*** Begin section ***
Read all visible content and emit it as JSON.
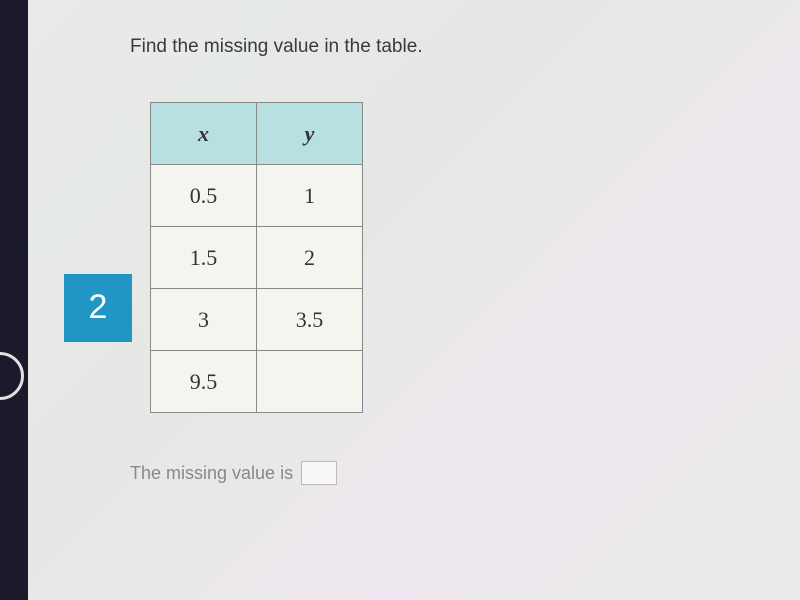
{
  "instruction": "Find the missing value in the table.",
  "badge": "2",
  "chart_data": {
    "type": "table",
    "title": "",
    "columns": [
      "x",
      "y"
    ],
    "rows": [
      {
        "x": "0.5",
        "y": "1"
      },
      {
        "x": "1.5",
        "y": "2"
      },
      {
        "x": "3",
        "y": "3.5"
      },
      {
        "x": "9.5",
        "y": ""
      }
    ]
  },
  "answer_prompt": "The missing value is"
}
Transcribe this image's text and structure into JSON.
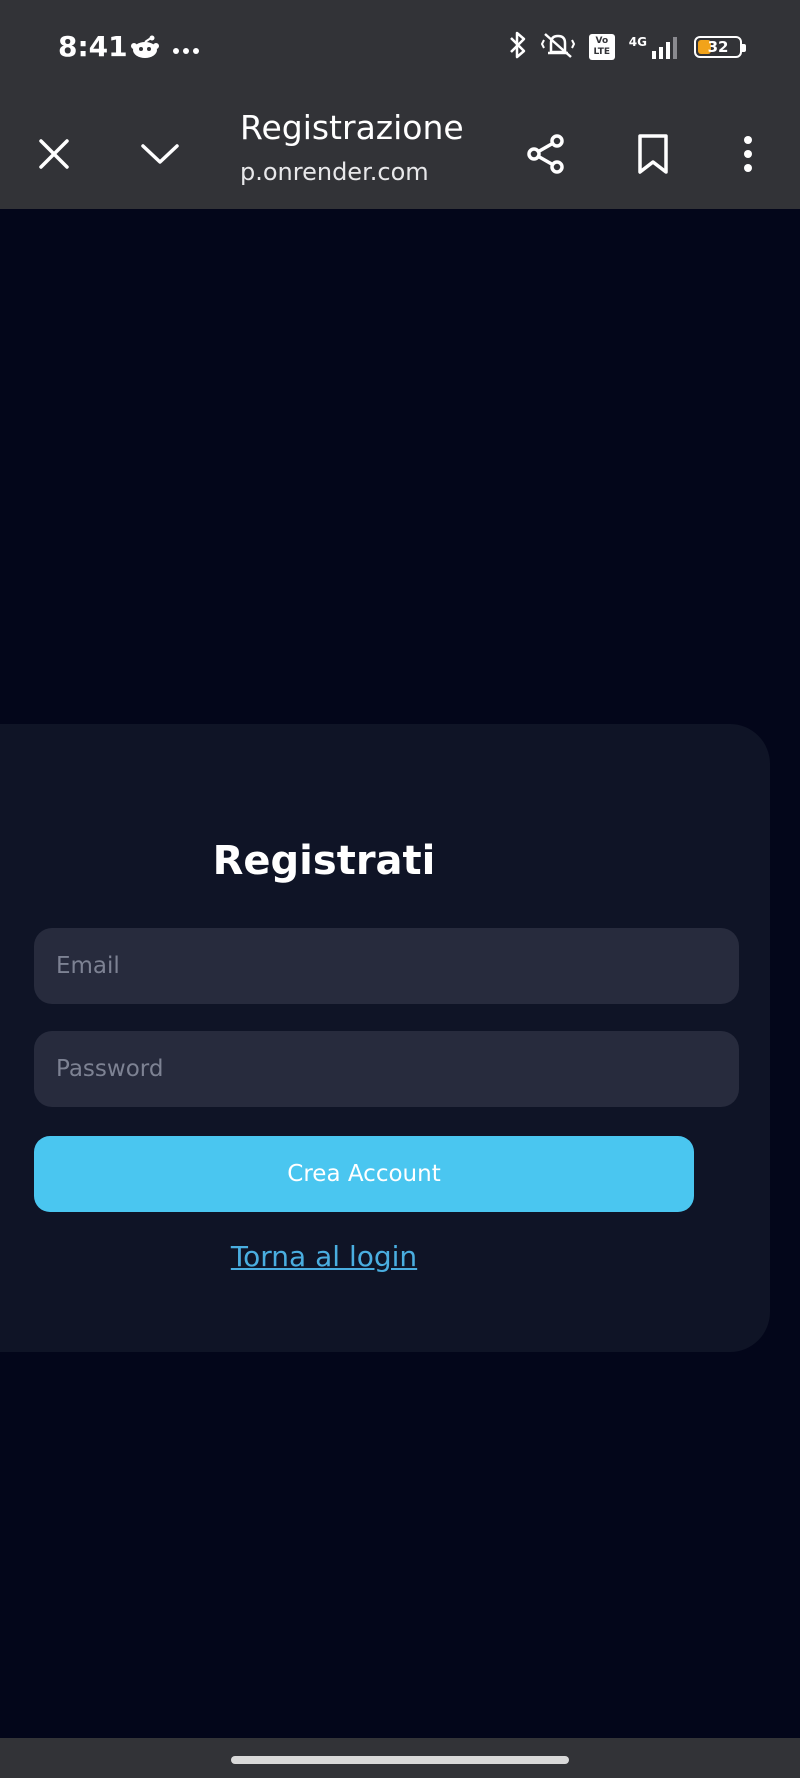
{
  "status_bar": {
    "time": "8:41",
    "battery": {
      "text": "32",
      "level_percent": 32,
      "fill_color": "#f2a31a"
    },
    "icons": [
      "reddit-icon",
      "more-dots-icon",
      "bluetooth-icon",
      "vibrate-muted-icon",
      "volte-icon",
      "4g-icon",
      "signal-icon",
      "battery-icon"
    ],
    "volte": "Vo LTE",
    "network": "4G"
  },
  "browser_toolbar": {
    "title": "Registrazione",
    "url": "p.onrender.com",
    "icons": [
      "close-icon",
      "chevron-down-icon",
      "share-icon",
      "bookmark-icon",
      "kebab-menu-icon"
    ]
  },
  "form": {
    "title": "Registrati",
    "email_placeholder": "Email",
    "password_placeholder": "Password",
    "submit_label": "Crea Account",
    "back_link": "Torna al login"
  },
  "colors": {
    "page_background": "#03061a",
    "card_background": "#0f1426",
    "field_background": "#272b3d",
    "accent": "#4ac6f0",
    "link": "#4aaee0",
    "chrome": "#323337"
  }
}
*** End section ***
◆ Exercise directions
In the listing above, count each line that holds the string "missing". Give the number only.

◆ Result below
2